First up, apologies for the lack of new things to read over the last few weeks! Let’s just say life has been pretty hectic… But there’s good news – the Ashes start tonight/have already started/have already finished (depending on when you’re reading this). However I have chosen not to bore you with another entirely biased blog on why England will win and will instead focus on something a little different.
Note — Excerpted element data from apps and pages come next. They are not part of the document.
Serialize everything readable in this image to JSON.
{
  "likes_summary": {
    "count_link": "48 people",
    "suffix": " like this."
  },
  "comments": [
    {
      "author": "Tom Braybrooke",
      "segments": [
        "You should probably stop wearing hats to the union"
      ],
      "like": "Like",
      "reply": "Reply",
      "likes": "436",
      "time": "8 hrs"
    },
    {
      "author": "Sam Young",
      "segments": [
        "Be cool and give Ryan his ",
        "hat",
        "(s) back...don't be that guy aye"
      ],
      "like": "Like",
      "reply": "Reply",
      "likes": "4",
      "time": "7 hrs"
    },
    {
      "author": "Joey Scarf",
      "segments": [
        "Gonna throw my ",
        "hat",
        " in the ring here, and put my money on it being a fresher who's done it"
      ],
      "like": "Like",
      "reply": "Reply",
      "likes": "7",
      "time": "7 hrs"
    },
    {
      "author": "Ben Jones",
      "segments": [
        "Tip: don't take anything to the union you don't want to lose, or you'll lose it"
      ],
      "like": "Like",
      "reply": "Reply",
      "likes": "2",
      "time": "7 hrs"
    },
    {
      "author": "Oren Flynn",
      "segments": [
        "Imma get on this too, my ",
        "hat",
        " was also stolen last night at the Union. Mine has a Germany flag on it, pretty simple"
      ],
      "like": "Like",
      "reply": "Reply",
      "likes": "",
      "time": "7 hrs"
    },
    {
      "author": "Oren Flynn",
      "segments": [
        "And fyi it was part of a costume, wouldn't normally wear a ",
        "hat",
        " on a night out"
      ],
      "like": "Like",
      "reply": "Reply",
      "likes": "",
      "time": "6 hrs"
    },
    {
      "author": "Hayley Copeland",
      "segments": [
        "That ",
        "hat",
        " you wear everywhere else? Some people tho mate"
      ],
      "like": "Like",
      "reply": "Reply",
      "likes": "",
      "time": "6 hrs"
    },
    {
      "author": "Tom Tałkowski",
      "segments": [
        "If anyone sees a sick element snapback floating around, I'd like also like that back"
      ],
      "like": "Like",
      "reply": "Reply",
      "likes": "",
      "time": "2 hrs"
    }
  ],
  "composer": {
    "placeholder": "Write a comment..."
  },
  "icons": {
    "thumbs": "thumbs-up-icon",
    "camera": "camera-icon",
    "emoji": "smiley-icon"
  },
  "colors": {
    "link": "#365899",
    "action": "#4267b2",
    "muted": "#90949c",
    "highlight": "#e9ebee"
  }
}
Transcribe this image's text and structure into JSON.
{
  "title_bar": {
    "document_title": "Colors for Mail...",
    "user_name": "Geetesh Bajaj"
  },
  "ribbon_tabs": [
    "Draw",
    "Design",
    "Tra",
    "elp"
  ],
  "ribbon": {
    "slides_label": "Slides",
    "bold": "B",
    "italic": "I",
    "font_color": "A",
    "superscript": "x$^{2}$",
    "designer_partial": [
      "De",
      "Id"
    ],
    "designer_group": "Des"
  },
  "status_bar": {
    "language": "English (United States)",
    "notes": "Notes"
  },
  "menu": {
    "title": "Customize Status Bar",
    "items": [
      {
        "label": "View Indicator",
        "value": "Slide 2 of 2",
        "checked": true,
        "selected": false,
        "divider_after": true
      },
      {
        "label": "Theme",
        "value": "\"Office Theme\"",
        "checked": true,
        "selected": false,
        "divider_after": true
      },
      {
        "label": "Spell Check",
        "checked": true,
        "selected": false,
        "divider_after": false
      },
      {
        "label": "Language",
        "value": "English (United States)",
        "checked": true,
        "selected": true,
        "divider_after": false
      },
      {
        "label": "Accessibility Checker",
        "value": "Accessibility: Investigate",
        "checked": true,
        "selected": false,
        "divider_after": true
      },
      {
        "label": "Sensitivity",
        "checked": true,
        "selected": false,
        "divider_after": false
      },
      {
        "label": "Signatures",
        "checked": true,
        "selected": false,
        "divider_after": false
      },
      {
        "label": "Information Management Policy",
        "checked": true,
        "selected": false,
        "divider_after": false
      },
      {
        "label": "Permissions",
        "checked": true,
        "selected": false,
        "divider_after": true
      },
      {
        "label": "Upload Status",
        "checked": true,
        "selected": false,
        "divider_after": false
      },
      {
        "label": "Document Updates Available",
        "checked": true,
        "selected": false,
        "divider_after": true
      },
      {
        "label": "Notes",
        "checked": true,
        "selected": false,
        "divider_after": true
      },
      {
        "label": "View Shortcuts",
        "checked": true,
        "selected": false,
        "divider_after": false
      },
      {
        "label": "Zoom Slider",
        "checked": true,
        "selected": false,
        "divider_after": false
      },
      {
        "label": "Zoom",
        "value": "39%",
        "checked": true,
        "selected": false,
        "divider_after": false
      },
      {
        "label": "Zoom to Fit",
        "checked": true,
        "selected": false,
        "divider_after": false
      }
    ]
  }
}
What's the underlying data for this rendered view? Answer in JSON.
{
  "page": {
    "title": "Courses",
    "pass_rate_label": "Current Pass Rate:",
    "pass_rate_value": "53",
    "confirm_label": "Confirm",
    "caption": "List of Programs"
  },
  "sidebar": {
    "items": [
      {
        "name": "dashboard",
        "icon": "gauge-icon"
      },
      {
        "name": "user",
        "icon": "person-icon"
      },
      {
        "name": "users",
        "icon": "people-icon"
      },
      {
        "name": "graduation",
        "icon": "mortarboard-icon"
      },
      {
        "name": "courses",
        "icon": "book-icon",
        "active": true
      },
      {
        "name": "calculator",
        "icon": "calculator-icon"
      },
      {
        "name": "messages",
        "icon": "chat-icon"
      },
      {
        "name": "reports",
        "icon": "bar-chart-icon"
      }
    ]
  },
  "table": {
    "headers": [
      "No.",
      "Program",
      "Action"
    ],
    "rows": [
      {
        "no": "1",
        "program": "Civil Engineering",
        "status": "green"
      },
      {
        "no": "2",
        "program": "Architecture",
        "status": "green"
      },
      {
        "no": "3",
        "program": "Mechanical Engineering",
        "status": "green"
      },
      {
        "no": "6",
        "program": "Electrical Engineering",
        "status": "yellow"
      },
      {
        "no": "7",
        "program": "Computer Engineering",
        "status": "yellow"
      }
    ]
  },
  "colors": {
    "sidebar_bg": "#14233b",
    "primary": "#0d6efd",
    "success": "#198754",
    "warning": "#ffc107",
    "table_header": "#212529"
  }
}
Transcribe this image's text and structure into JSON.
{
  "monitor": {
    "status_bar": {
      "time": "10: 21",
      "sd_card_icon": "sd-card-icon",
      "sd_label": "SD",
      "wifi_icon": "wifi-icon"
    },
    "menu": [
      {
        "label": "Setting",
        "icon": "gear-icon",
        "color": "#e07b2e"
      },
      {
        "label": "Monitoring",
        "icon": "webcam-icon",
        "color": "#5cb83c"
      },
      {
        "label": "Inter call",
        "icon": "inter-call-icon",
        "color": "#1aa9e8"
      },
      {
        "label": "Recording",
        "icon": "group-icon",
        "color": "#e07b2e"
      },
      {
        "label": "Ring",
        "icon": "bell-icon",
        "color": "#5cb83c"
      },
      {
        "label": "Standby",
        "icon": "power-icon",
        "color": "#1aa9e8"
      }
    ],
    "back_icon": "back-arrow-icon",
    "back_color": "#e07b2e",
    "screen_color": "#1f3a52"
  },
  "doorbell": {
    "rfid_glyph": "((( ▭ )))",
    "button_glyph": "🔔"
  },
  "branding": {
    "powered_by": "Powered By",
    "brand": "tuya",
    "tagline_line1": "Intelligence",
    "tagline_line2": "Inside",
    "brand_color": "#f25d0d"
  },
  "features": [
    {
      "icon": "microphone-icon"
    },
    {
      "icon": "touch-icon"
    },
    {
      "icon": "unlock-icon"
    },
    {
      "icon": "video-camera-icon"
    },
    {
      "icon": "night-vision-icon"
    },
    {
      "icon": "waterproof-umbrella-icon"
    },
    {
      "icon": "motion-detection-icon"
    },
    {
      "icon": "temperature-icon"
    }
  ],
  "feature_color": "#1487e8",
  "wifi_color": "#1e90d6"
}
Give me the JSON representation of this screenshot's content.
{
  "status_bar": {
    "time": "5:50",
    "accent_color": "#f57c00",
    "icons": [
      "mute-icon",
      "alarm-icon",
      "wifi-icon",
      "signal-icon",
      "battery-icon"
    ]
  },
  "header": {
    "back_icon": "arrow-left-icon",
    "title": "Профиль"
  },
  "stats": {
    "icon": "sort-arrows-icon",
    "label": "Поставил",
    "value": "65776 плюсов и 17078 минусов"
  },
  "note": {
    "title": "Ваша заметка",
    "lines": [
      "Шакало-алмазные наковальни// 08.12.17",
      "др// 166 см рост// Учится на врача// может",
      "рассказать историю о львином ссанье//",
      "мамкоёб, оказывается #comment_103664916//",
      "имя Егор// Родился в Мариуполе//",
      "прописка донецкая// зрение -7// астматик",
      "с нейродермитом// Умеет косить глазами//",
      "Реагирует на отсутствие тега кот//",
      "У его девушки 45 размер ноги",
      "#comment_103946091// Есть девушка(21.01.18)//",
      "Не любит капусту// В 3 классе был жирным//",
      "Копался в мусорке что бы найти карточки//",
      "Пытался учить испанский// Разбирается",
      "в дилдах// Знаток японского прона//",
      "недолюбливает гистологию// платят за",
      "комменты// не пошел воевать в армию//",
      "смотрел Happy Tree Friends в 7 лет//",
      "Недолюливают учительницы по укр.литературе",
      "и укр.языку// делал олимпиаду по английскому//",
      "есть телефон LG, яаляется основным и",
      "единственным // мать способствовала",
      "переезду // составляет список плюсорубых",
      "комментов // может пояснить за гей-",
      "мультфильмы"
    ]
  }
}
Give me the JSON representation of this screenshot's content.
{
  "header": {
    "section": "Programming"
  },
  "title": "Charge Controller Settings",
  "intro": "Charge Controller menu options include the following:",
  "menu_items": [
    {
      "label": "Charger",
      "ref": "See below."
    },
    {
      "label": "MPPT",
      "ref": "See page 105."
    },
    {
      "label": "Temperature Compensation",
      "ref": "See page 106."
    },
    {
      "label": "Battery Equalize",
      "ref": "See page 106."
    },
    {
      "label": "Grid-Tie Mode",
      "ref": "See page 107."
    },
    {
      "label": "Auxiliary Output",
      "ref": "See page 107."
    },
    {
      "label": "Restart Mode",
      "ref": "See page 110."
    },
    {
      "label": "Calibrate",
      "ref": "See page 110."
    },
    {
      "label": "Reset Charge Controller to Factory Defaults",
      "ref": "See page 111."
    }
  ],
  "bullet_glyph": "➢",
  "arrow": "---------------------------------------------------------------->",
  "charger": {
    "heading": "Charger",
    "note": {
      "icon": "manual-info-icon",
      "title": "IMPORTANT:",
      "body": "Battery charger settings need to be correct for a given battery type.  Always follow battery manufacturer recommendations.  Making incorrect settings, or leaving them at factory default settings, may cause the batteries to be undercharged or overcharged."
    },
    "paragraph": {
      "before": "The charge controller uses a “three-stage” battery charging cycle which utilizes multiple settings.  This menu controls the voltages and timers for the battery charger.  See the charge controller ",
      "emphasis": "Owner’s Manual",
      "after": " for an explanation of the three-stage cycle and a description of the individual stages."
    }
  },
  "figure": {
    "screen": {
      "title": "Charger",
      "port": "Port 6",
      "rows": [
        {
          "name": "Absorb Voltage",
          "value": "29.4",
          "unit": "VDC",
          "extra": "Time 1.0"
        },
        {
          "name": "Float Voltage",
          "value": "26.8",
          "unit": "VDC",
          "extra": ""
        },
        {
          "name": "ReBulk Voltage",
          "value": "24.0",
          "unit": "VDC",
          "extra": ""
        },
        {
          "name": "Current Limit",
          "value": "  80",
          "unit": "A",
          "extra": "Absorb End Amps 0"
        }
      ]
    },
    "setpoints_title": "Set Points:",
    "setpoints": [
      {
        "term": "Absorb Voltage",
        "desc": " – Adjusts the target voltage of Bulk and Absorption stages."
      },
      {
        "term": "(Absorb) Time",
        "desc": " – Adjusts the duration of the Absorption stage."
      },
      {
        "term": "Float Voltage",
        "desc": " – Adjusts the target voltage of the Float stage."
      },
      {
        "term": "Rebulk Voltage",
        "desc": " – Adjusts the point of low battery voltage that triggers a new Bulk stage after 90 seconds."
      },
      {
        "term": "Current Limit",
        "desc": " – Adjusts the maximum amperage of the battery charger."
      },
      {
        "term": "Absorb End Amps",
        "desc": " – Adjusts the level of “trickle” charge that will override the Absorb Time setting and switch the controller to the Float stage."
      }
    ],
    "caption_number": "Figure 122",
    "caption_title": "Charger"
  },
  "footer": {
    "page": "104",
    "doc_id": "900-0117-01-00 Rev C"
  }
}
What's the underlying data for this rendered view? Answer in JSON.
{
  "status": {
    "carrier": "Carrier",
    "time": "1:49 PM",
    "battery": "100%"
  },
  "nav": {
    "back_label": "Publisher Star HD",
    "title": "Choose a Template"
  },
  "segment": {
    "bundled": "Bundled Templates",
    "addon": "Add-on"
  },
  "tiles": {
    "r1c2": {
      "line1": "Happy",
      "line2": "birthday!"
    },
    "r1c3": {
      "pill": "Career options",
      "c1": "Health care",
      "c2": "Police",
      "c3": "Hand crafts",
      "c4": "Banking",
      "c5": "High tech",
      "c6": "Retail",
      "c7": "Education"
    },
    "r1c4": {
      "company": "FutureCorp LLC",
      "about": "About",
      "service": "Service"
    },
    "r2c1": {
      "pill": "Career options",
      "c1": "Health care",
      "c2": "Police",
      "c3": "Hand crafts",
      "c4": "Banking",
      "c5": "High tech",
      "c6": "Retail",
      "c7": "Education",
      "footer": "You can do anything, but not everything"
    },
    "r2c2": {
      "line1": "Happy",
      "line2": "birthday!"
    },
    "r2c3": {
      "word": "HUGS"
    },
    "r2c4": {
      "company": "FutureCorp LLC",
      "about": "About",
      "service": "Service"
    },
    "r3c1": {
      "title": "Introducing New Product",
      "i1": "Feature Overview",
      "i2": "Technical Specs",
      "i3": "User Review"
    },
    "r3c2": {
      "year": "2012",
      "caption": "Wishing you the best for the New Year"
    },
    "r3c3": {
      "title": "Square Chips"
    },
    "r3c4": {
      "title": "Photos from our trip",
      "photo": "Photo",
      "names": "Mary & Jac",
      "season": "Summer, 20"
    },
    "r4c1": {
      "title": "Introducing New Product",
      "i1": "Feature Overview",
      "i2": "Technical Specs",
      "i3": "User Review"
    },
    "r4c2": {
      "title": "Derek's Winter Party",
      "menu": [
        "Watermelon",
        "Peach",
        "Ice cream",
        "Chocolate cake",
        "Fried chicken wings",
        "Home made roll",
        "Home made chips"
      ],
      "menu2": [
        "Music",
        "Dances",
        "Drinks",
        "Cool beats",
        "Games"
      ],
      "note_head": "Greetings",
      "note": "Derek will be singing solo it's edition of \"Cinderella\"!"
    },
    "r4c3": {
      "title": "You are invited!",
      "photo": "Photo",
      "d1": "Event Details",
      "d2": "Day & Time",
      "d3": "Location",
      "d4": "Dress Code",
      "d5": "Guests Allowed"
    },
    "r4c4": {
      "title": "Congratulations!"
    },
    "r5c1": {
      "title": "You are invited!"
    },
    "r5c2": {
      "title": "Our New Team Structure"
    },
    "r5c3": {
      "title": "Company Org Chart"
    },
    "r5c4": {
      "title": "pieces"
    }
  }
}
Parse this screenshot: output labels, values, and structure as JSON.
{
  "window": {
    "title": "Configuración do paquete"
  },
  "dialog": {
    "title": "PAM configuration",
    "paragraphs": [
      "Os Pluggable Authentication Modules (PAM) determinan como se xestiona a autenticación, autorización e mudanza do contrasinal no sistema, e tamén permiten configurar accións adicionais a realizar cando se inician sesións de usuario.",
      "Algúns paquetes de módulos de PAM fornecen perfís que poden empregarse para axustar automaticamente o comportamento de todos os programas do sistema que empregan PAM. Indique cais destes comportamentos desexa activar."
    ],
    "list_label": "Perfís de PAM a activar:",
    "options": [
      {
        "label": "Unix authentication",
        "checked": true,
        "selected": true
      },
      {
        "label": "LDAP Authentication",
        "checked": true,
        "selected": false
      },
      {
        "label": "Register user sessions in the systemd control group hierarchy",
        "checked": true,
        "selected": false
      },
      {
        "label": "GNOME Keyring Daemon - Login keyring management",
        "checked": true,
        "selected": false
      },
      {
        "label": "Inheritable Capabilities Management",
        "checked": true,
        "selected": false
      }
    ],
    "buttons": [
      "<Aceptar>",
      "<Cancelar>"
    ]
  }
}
Last night saw the first ever international football game involving Gibraltar, who only gained full UEFA membership in May this year. This means that they will be able to qualify for the forthcoming 2016 European Championships, although they don’t yet have full FIFA membership so cannot attempt to make any World Cups. Although their highly impressive 0-0 draw away at Slovakia suggests otherwise, I have that horrible feeling that Gibraltar may be another one of these newly-formed state teams that struggle to concede fewer than 5 goals per match, let alone score one.
Take San Marino for instance – they have only ever won one game since playing their first official match in 1986 (a 1-0 win over Liechtenstein in a friendly) and their all-time top goalscorer, Andy Selva, has just 8 goals. Although they may have the fastest goal in World Cup qualifying history (who could forget Davide Gualtieri’s 8.3 second goal against England in 1993? [Ok, maybe if you weren’t alive you are exempt]) the stats don’t read well at all. Their biggest loss was 13-0 at home against Germany in 2006, whilst they have only secured the solitary victory and five draws (most notably against Turkey in 1993), with only two of those ties coming in competitive games. They have an all-time goal difference of -468 (meaning they concede on average a fraction under 4 goals a game) and have only ever scored 19 goals. In qualification for the 2014 World Cup, they failed to gain a single point (although the group was quite a tough one), conceding 54 goals and only scoring a solitary reply.
I am being quite harsh here picking on San Marino, as there are quite a few other teams in Europe who are equally as woeful, but they are the team ranked equal 207th (or last) in the FIFA world rankings. Alongside them are Bhutan (whose heaviest loss was 20-0 against Kuwait in 2000) and the Turks and Caicos Islands (I’d be very impressed if you’d even heard of them!). These are teams who, until the turn of the century, weren’t even allowed to attempt to qualify for major tournaments and even now they have to go through preliminary rounds to even be able to face the major teams. UEFA, however, still allow teams like San Marino and Andorra to come up against the likes of Spain and the Netherlands despite the fact that it is not a question of if they (the big teams) will win, but how many goals they will score.
UEFA should really take a look at what the other administrative bodies from the other continents do. When qualifying for the World Cup in Asia, for example, the bottom 16 teams in the continent (according to the FIFA rankings) are sorted into a knockout round involving eight ties where the winners of each progress to the next round. The second round then incorporates the next 22 teams as well as the previous winners and they contest another knockout round before the winners are put into five groups of 4 with the top five ranked Asian teams. The top 2 from each group then go into two more groups of 5 where the top 2 automatically qualify for the World Cup and the third-placed teams play-off against each other before the winner of that then takes part in an intercontinental play-off against the fifth-placed team from South America.
Although that paragraph was quite long-winded, the essential of it is that the qualification process starts with competitive games between the ‘worst’ teams. As a result, these more equal teams get the opportunity to play competitive games against those of a similar standard, giving them a chance of victory, whilst the bigger teams get to play more competitive games that will prepare them more for the test of the World Cup. It would make so much sense to do this in Europe – get San Marino, Liechtenstein, Andorra etc. to play against each other in qualification before moving on to the next load such as Lithuania and Latvia before moving onto the ‘big boys.’
Although drubbings against such teams are quite fun to some fans, especially those with fantasy international teams, for the majority they are pointless games. Let’s help not just our own team but also those who are suffering as a result of this out-dated, ego-centered system and give the poorer teams a chance of actually scoring goals and winning games. I do hope Gibraltar prove me wrong though!
On a final note… COME ON YOU POMS!!